*SUPPLIED RECORDS*:
###

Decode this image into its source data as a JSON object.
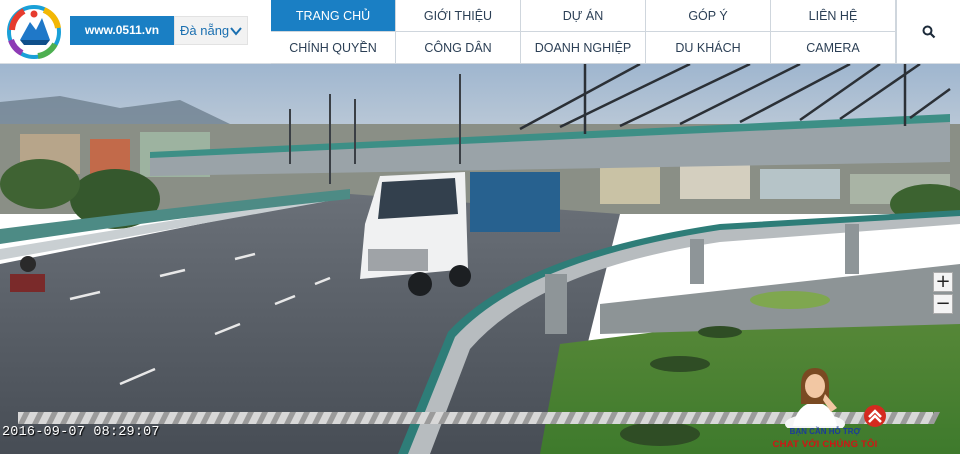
{
  "header": {
    "site_badge": "www.0511.vn",
    "city_select": {
      "selected": "Đà nẵng"
    },
    "nav_top": [
      {
        "label": "TRANG CHỦ",
        "active": true
      },
      {
        "label": "GIỚI THIỆU",
        "active": false
      },
      {
        "label": "DỰ ÁN",
        "active": false
      },
      {
        "label": "GÓP Ý",
        "active": false
      },
      {
        "label": "LIÊN HỆ",
        "active": false
      }
    ],
    "nav_bottom": [
      {
        "label": "CHÍNH QUYỀN"
      },
      {
        "label": "CÔNG DÂN"
      },
      {
        "label": "DOANH NGHIỆP"
      },
      {
        "label": "DU KHÁCH"
      },
      {
        "label": "CAMERA"
      }
    ],
    "search_icon": "search-icon"
  },
  "camera": {
    "timestamp": "2016-09-07 08:29:07",
    "zoom_in": "+",
    "zoom_out": "−"
  },
  "chat": {
    "line1": "BẠN CẦN HỖ TRỢ",
    "line2": "CHAT VỚI CHÚNG TÔI"
  },
  "colors": {
    "brand_blue": "#1a7fc4",
    "nav_text": "#2b3f55",
    "chat_red": "#d01515"
  }
}
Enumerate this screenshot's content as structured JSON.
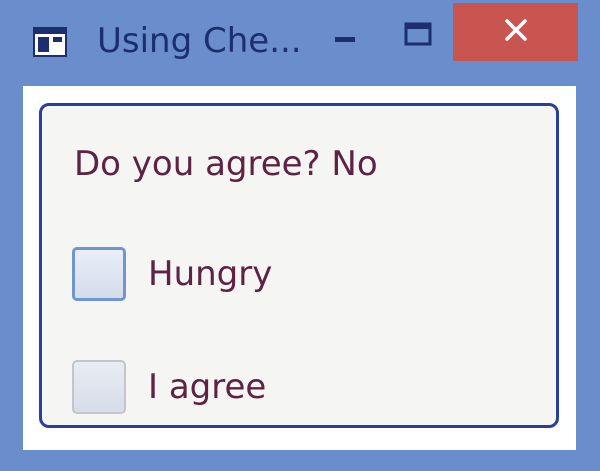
{
  "window": {
    "title": "Using Che...",
    "icons": {
      "app": "window-app-icon",
      "minimize": "minimize-icon",
      "maximize": "maximize-icon",
      "close": "close-icon"
    },
    "colors": {
      "frame": "#6a8ecb",
      "close": "#c8554f",
      "group_border": "#2a3f9c",
      "text": "#5e2342"
    }
  },
  "main": {
    "status_text": "Do you agree? No",
    "checkboxes": [
      {
        "label": "Hungry",
        "checked": false,
        "focused": true
      },
      {
        "label": "I agree",
        "checked": false,
        "focused": false
      }
    ]
  }
}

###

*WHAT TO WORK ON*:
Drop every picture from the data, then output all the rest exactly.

*ANSWER SPACE*:
Decode this image into its source data as a JSON object.
{
  "header": {
    "site_badge": "www.0511.vn",
    "city_select": {
      "selected": "Đà nẵng"
    },
    "nav_top": [
      {
        "label": "TRANG CHỦ",
        "active": true
      },
      {
        "label": "GIỚI THIỆU",
        "active": false
      },
      {
        "label": "DỰ ÁN",
        "active": false
      },
      {
        "label": "GÓP Ý",
        "active": false
      },
      {
        "label": "LIÊN HỆ",
        "active": false
      }
    ],
    "nav_bottom": [
      {
        "label": "CHÍNH QUYỀN"
      },
      {
        "label": "CÔNG DÂN"
      },
      {
        "label": "DOANH NGHIỆP"
      },
      {
        "label": "DU KHÁCH"
      },
      {
        "label": "CAMERA"
      }
    ],
    "search_icon": "search-icon"
  },
  "camera": {
    "timestamp": "2016-09-07 08:29:07",
    "zoom_in": "+",
    "zoom_out": "−"
  },
  "chat": {
    "line1": "BẠN CẦN HỖ TRỢ",
    "line2": "CHAT VỚI CHÚNG TÔI"
  },
  "colors": {
    "brand_blue": "#1a7fc4",
    "nav_text": "#2b3f55",
    "chat_red": "#d01515"
  }
}
Enumerate this screenshot's content as structured JSON.
{
  "window": {
    "title": "Using Che...",
    "icons": {
      "app": "window-app-icon",
      "minimize": "minimize-icon",
      "maximize": "maximize-icon",
      "close": "close-icon"
    },
    "colors": {
      "frame": "#6a8ecb",
      "close": "#c8554f",
      "group_border": "#2a3f9c",
      "text": "#5e2342"
    }
  },
  "main": {
    "status_text": "Do you agree? No",
    "checkboxes": [
      {
        "label": "Hungry",
        "checked": false,
        "focused": true
      },
      {
        "label": "I agree",
        "checked": false,
        "focused": false
      }
    ]
  }
}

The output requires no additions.